It’s been a while since I have written about the use of drug recognition experts. Drug recognitions experts or DREs are law enforcement officers who are specially trained and certified to recognize symptoms of drug intoxication in drivers. When a driver is stopped and there is suspicion that the driver is under the influence of drugs, a DRE will be called to assess whether the driver is exhibiting symptoms of being under the influence of drugs.
Many critics of the use of DREs centers around the fact that DRE tests and observations may be subjective and risk false positives. Unlike driving under the influence of alcohol roadside tests, there are no roadside tests for driving under the influence of drugs. If the officer and DRE suspect a person is driving under the influence of drugs, the driver will be arrested and subjected to all that entails and an invasive blood draw.
Imagine that you are driving and experience some disorientation, but you don’t understand you are having a medical event. Your driving may be erratic prompting an officer to pull you over. Once the officer contacts you, she notices that you seem confused and your words are slurred. She doesn’t smell alcohol on your breath or the burnt smell of cannabis in your car. She asks you to blow into a breathalyzer and that test does not detect the presence of alcohol. So, she calls in a DRE. The DRE performs the DRE 12-step psychophysical tests and notices that you can’t keep your balance, your eyes seem vacant, and your behavior is “off.” You are arrested for driving under the influence of drugs. You are taken to the police station, booked, and a blood draw is performed. Awaiting the results of the blood draw, you are placed in a jail cell. The only problem is: You were having a stroke!
This happens more often than you might imagine. Police officers often suspect drug intoxication when a driver is actually experiencing a medical event. You know the saying; When you are a hammer, everything looks like a nail. Not only strokes, but heart attacks, mild brain aneurysm events, and other events that affect the nervous system can cause symptoms that might make a person appear to be under the influence of a drug.
This scenario happened to an Orange County woman several years ago. She was driving her daughter to school when her side mirror clipped another vehicle. An officer observed this event, but the woman was unaware she had clipped the other car because at the time “something was wrong” (as her daughter put it). When the officer pulled the woman over, her speech was erratic and the officer noted that she wasn’t making sense. The driver was given a field sobriety test and observed by a DRE who had responded to the scene. The DRE determined she was under the influence of drugs, and she was booked, spending several hours in jail. Unbeknownst to the woman—or the officers—she had suffered a stroke on the left side of her brain.
What a nightmare! The woman sued the law enforcement agency (Garden Grove Police Department) and the private jailer utilized by the City of Garden Grove. Her case settled recently for $800,000.
The lesson from this story and others like it is that law enforcement needs better training in recognizing the different symptoms between someone who is under the influence of drugs and someone who is having a medical event.

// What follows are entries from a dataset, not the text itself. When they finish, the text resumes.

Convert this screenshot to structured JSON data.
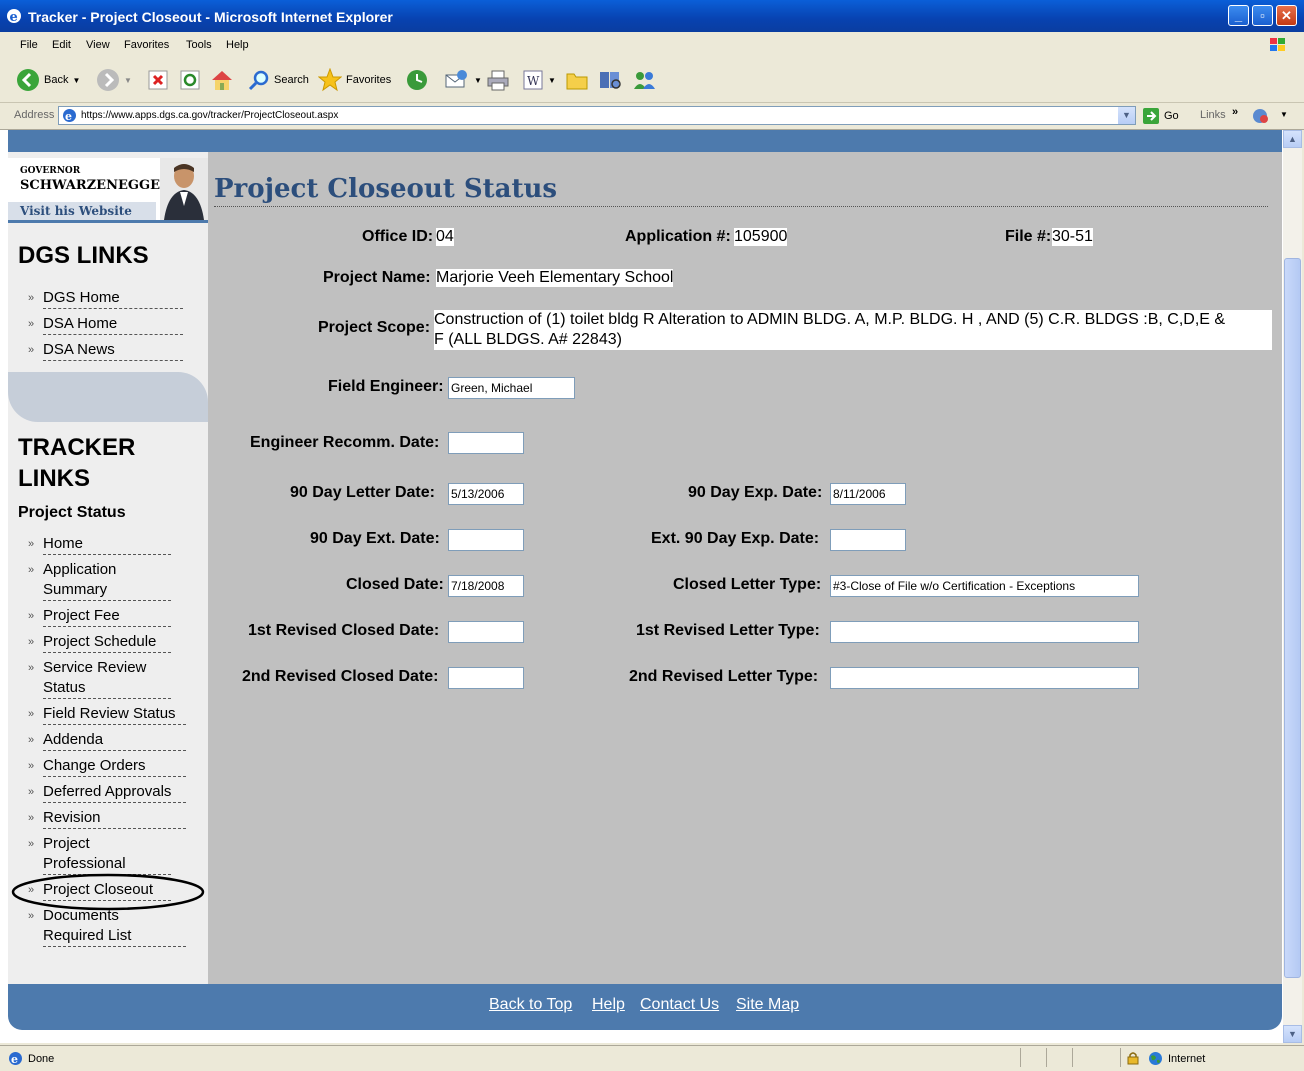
{
  "window": {
    "title": "Tracker - Project Closeout - Microsoft Internet Explorer"
  },
  "menu": {
    "file": "File",
    "edit": "Edit",
    "view": "View",
    "favorites": "Favorites",
    "tools": "Tools",
    "help": "Help"
  },
  "toolbar": {
    "back": "Back",
    "search": "Search",
    "favorites": "Favorites"
  },
  "address": {
    "label": "Address",
    "url": "https://www.apps.dgs.ca.gov/tracker/ProjectCloseout.aspx",
    "go": "Go",
    "links": "Links"
  },
  "gov": {
    "line1": "GOVERNOR",
    "line2": "SCHWARZENEGGER",
    "visit": "Visit his Website"
  },
  "dgs_links": {
    "heading": "DGS LINKS",
    "items": [
      "DGS Home",
      "DSA Home",
      "DSA News"
    ]
  },
  "tracker_links": {
    "heading1": "TRACKER",
    "heading2": "LINKS",
    "subheading": "Project Status",
    "items": [
      {
        "l1": "Home",
        "l2": ""
      },
      {
        "l1": "Application",
        "l2": "Summary"
      },
      {
        "l1": "Project Fee",
        "l2": ""
      },
      {
        "l1": "Project Schedule",
        "l2": ""
      },
      {
        "l1": "Service Review",
        "l2": "Status"
      },
      {
        "l1": "Field Review Status",
        "l2": ""
      },
      {
        "l1": "Addenda",
        "l2": ""
      },
      {
        "l1": "Change Orders",
        "l2": ""
      },
      {
        "l1": "Deferred Approvals",
        "l2": ""
      },
      {
        "l1": "Revision",
        "l2": ""
      },
      {
        "l1": "Project",
        "l2": "Professional"
      },
      {
        "l1": "Project Closeout",
        "l2": ""
      },
      {
        "l1": "Documents",
        "l2": "Required List"
      }
    ]
  },
  "page": {
    "title": "Project Closeout Status",
    "office_id_label": "Office ID:",
    "office_id": "04",
    "application_label": "Application #:",
    "application": "105900",
    "file_label": "File #:",
    "file": "30-51",
    "project_name_label": "Project Name:",
    "project_name": "Marjorie Veeh Elementary School",
    "project_scope_label": "Project Scope:",
    "project_scope_line1": "Construction of (1) toilet bldg R Alteration to ADMIN BLDG. A, M.P. BLDG. H , AND (5) C.R. BLDGS :B, C,D,E &",
    "project_scope_line2": "F (ALL BLDGS. A# 22843)",
    "field_engineer_label": "Field Engineer:",
    "field_engineer": "Green, Michael",
    "engineer_recomm_label": "Engineer Recomm. Date:",
    "engineer_recomm": "",
    "letter_90_label": "90 Day Letter Date:",
    "letter_90": "5/13/2006",
    "exp_90_label": "90 Day Exp. Date:",
    "exp_90": "8/11/2006",
    "ext_90_label": "90 Day Ext. Date:",
    "ext_90": "",
    "ext_exp_90_label": "Ext. 90 Day Exp. Date:",
    "ext_exp_90": "",
    "closed_date_label": "Closed Date:",
    "closed_date": "7/18/2008",
    "closed_letter_label": "Closed Letter Type:",
    "closed_letter": "#3-Close of File w/o Certification - Exceptions",
    "rev1_closed_label": "1st Revised Closed Date:",
    "rev1_closed": "",
    "rev1_letter_label": "1st Revised Letter Type:",
    "rev1_letter": "",
    "rev2_closed_label": "2nd Revised Closed Date:",
    "rev2_closed": "",
    "rev2_letter_label": "2nd Revised Letter Type:",
    "rev2_letter": ""
  },
  "footer": {
    "back_to_top": "Back to Top",
    "help": "Help",
    "contact": "Contact Us",
    "sitemap": "Site Map"
  },
  "status": {
    "text": "Done",
    "zone": "Internet"
  }
}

Orange County DUI defense attorney William Weinberg is committed to achieving the best outcome in your DUI defense. He is available for a complimentary consultation where he will review the specifics of your case and make an assessment of your best defense. You may contact him at his Irvine office by calling 949-474-8008 or by emailing him at firstname.lastname@example.org.